WORK TO BE COMPLETED |
Write how many lines in the records below include the string "Zamanı". No other text should be given.
Start of Block
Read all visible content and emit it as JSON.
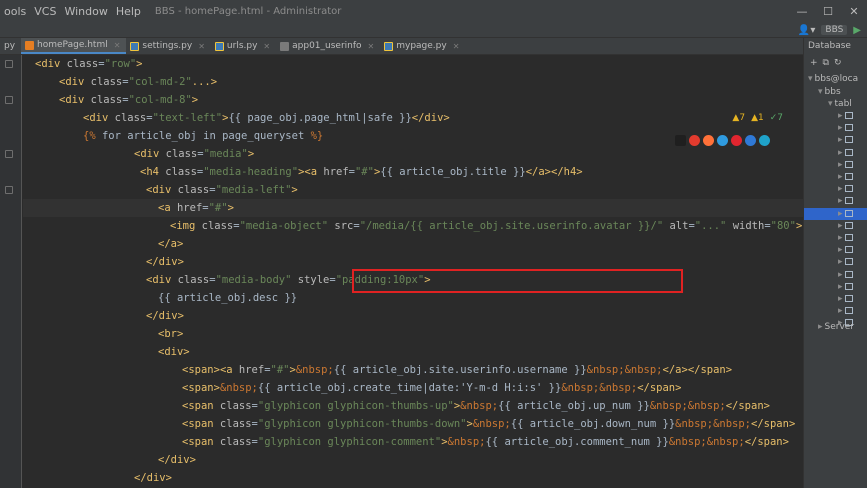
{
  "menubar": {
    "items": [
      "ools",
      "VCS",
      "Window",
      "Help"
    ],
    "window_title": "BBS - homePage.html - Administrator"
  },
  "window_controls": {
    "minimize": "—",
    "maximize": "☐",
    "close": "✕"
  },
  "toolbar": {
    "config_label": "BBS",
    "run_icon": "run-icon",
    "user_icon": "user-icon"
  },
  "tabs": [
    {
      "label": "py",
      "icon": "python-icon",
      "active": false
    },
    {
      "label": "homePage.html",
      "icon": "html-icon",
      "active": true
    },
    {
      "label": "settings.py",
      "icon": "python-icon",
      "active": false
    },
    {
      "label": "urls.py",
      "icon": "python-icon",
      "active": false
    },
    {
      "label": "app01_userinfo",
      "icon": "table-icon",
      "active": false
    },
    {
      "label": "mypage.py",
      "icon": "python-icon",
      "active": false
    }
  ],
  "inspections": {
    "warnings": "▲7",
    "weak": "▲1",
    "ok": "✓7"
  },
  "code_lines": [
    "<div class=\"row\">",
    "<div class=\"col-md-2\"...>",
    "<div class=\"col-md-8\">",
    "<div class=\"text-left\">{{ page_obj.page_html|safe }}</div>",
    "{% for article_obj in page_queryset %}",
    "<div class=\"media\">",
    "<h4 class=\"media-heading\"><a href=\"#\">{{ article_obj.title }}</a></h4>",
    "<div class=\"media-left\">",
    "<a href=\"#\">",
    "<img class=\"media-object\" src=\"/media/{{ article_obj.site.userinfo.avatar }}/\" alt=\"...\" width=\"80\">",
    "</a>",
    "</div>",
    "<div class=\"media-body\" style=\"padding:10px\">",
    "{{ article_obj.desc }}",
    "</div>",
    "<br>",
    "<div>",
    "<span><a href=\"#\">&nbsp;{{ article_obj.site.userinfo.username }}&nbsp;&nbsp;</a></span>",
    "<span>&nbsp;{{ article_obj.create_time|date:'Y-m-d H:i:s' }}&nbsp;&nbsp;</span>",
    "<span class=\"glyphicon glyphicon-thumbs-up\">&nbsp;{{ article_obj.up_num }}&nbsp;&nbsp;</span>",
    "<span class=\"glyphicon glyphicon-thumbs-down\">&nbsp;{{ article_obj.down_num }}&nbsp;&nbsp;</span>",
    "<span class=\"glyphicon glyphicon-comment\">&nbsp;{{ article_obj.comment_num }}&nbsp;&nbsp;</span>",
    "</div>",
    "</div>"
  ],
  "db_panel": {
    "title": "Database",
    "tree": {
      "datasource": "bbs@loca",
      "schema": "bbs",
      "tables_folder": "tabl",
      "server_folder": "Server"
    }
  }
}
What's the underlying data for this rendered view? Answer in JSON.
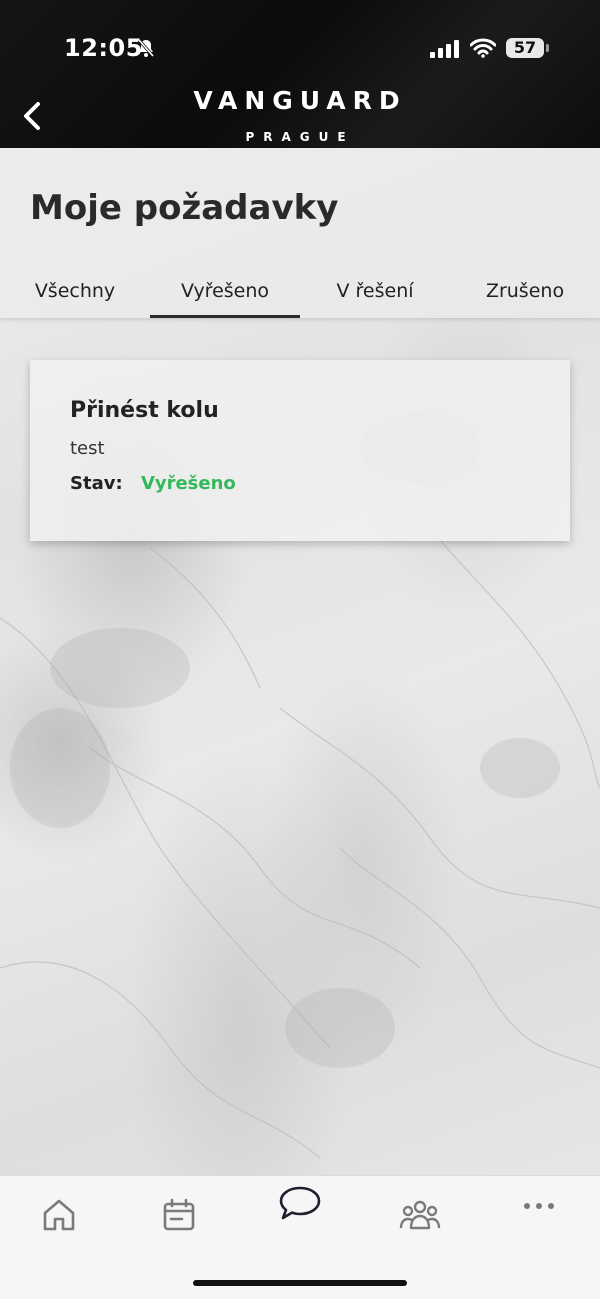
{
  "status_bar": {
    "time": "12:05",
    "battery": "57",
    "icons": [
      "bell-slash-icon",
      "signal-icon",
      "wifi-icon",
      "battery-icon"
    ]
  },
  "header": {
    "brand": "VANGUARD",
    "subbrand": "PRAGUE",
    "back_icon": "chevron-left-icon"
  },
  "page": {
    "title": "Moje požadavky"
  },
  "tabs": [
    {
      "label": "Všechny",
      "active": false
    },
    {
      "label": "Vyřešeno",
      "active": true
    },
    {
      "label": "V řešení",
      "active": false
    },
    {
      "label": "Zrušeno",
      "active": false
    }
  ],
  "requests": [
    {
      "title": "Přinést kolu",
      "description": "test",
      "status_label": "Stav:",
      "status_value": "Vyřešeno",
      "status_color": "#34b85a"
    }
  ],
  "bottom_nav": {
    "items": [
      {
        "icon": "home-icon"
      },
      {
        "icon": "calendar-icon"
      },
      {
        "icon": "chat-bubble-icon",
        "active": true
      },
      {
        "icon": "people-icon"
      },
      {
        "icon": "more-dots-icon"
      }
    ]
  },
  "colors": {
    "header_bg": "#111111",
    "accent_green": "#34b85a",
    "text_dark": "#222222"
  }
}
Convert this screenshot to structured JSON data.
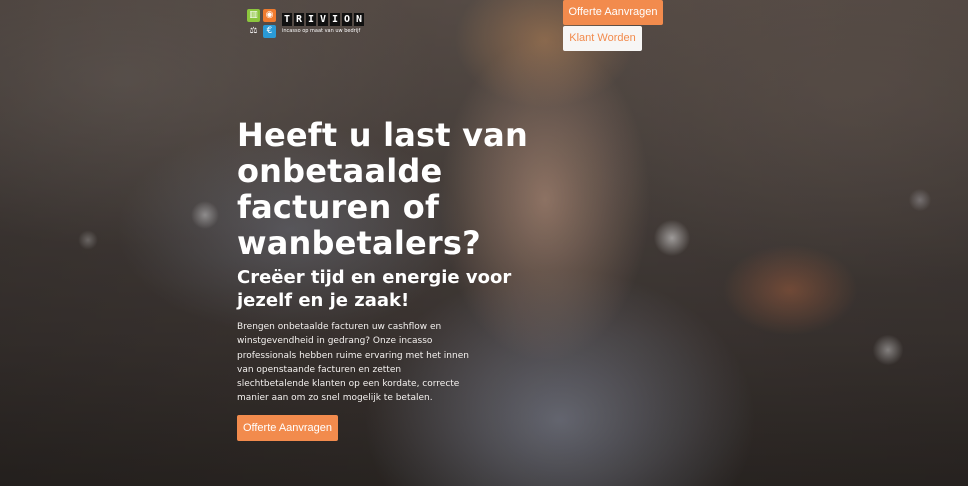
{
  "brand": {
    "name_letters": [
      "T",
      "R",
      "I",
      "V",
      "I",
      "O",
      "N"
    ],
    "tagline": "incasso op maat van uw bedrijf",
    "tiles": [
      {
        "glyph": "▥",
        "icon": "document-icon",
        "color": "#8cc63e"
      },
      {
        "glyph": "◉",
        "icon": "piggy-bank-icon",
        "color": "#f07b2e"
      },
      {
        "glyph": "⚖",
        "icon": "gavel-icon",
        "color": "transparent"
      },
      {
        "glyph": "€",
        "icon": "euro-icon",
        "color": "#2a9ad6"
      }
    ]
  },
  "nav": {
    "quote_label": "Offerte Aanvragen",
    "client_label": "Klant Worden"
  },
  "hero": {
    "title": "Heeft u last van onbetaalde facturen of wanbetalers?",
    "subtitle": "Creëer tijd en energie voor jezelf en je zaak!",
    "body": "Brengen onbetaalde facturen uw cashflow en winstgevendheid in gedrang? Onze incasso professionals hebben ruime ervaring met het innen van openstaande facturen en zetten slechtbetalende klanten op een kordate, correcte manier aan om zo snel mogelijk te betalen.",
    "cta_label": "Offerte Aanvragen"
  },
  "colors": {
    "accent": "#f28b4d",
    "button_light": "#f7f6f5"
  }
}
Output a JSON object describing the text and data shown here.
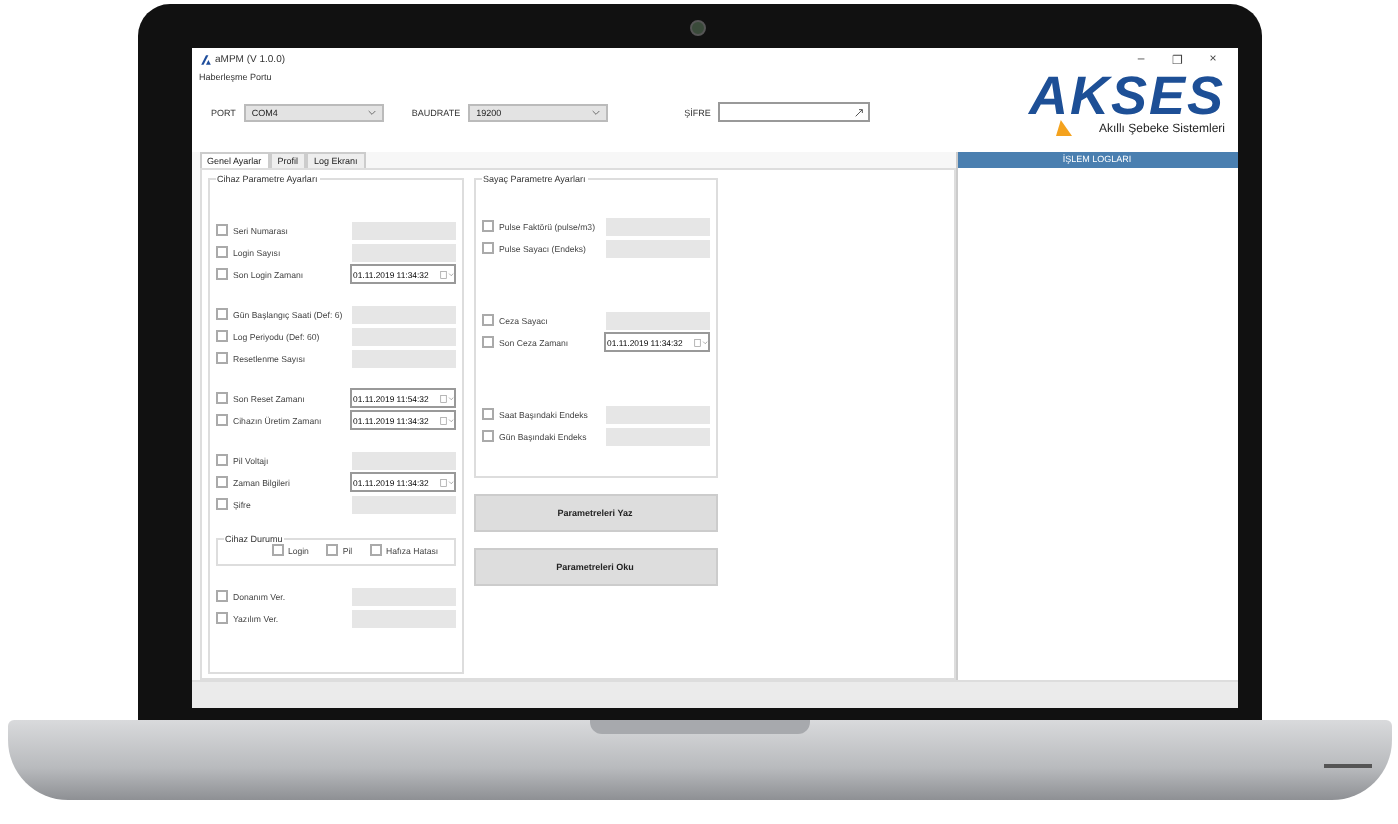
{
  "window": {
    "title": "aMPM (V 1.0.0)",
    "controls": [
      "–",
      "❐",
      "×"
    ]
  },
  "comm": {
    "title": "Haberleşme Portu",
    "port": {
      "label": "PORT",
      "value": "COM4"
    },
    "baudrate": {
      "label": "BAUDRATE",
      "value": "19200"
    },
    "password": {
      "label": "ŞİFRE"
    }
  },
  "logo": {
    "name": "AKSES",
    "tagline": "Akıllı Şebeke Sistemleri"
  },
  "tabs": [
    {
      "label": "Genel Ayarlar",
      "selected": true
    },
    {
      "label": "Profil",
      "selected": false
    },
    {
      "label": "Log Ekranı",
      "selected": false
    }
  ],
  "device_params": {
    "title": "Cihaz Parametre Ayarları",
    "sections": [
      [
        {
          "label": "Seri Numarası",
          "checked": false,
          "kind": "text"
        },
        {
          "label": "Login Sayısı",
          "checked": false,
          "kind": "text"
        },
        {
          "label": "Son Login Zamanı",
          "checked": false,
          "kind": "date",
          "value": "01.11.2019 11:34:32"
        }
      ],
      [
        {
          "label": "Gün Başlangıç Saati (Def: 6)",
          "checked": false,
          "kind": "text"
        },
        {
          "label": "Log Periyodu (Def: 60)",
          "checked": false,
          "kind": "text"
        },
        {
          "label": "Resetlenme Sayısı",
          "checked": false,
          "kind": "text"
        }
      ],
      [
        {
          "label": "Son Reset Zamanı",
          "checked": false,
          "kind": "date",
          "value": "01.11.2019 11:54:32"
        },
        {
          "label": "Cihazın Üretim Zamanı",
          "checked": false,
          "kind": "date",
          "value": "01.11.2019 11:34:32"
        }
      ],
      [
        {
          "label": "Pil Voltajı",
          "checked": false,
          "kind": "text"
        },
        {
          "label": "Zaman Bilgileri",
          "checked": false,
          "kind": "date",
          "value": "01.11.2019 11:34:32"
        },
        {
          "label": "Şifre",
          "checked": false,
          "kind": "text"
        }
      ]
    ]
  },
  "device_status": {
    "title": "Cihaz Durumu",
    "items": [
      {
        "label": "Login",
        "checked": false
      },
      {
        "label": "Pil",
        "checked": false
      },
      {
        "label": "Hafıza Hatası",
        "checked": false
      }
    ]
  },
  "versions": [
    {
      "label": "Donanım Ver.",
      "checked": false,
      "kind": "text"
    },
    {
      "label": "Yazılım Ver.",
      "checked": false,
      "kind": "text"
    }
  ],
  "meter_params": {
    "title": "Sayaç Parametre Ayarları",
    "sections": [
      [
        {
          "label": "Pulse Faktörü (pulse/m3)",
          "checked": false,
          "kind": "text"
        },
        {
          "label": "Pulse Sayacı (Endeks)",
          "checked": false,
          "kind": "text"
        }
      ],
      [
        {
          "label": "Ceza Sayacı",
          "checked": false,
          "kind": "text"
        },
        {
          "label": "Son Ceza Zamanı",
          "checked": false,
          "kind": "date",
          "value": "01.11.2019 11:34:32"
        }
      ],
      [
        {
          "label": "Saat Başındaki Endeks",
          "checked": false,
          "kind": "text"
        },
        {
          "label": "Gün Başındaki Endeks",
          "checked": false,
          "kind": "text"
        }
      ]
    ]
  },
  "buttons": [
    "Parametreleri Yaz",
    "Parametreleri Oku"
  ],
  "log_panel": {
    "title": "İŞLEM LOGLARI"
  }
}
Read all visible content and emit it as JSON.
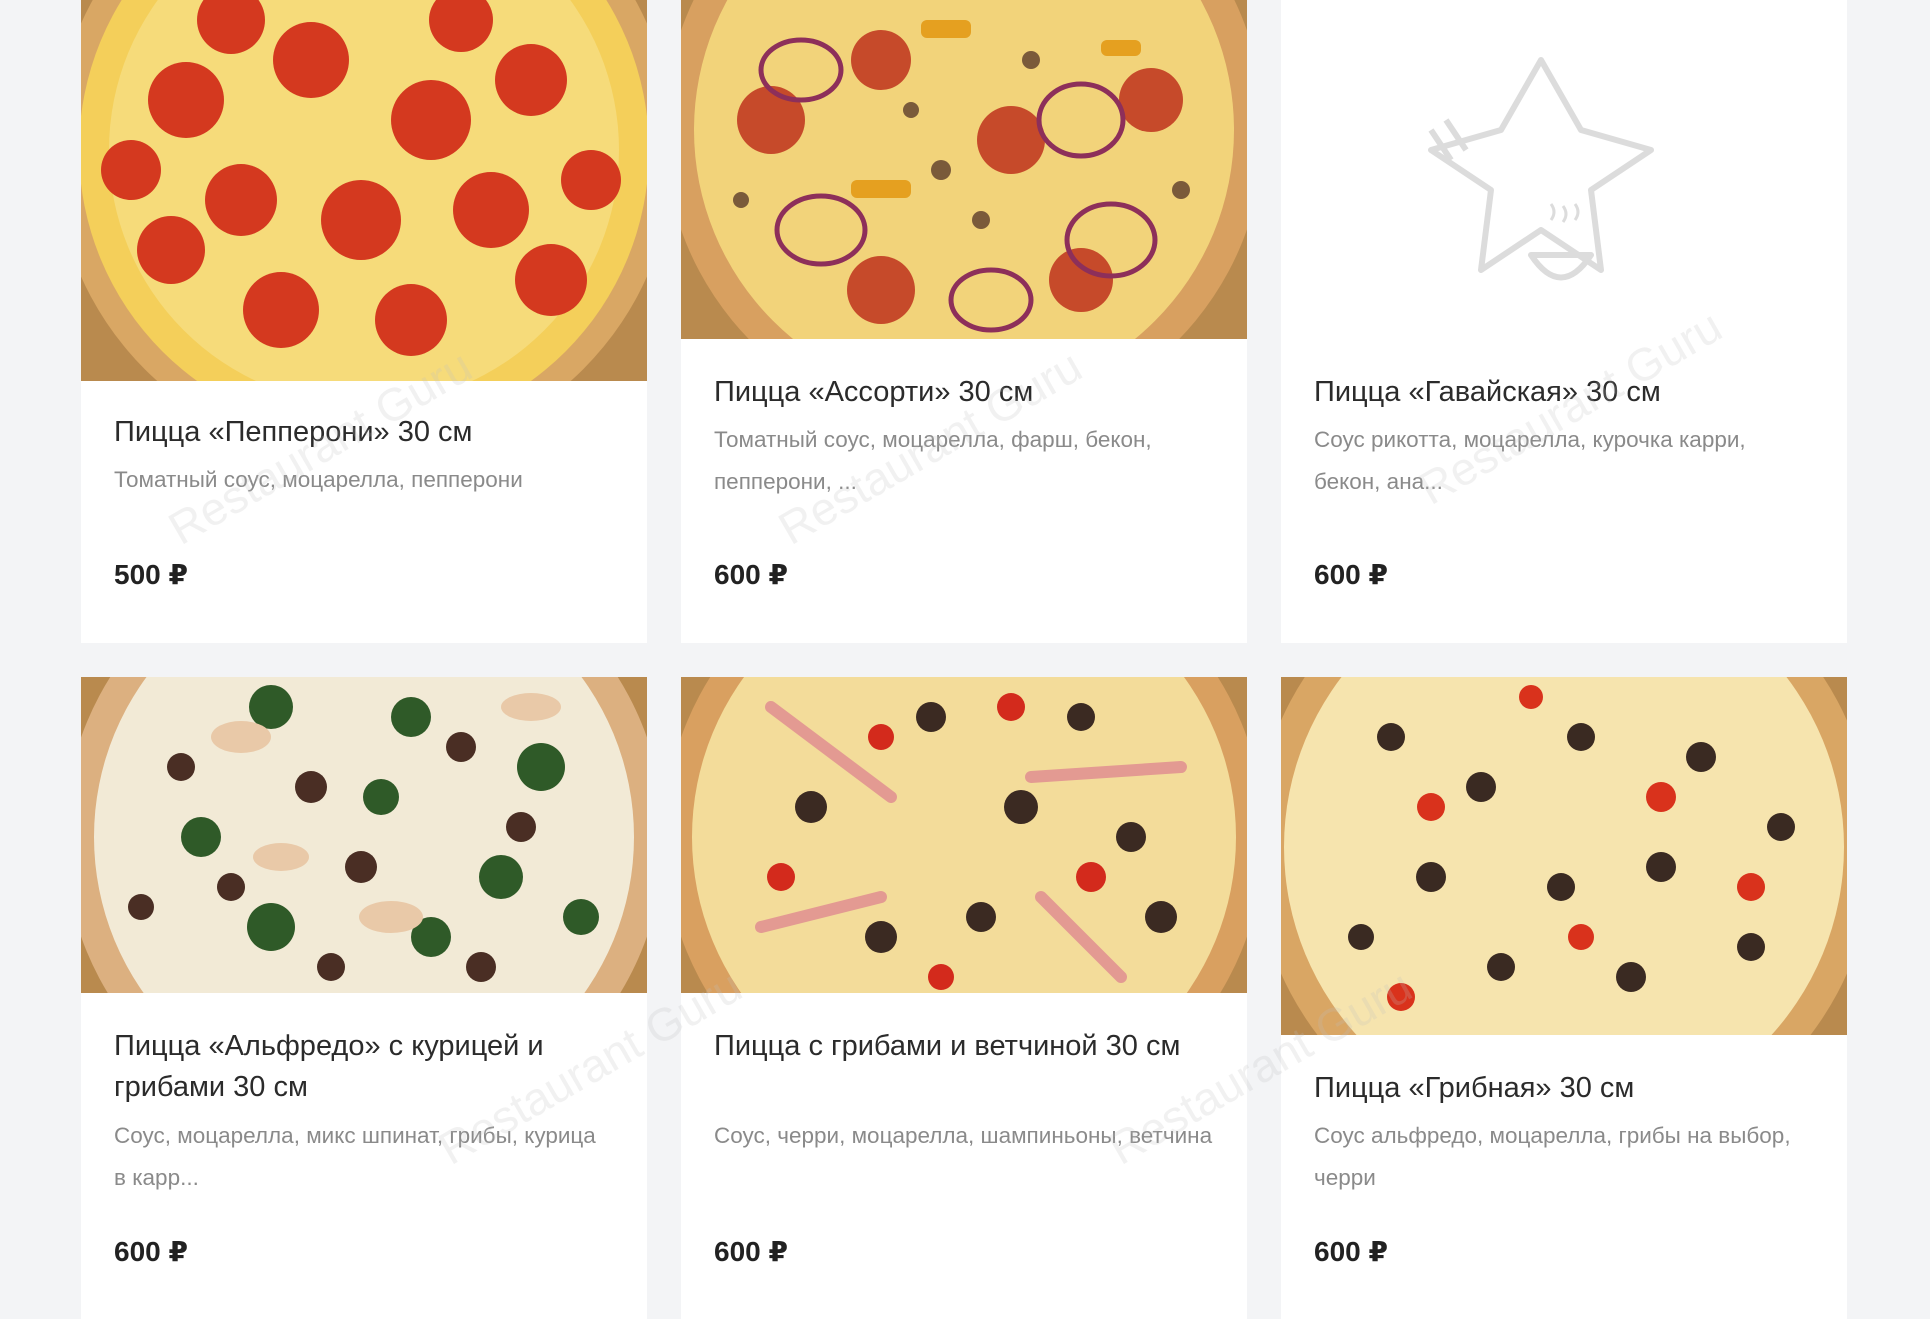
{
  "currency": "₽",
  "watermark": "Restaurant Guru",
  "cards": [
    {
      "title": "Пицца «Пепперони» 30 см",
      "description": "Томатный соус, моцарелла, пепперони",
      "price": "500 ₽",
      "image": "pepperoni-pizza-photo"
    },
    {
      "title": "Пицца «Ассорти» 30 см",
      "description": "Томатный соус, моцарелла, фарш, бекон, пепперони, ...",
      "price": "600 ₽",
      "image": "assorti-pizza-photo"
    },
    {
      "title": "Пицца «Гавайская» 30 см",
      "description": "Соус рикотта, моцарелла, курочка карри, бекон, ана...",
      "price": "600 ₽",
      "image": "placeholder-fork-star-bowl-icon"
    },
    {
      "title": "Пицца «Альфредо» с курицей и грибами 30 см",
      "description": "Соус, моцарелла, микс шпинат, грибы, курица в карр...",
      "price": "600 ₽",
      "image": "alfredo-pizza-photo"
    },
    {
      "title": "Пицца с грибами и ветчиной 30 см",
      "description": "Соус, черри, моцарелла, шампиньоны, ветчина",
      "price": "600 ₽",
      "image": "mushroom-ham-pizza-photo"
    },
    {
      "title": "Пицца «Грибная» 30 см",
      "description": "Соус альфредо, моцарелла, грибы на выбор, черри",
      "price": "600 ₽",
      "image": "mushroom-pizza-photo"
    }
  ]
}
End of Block
ANSWER BOX |
4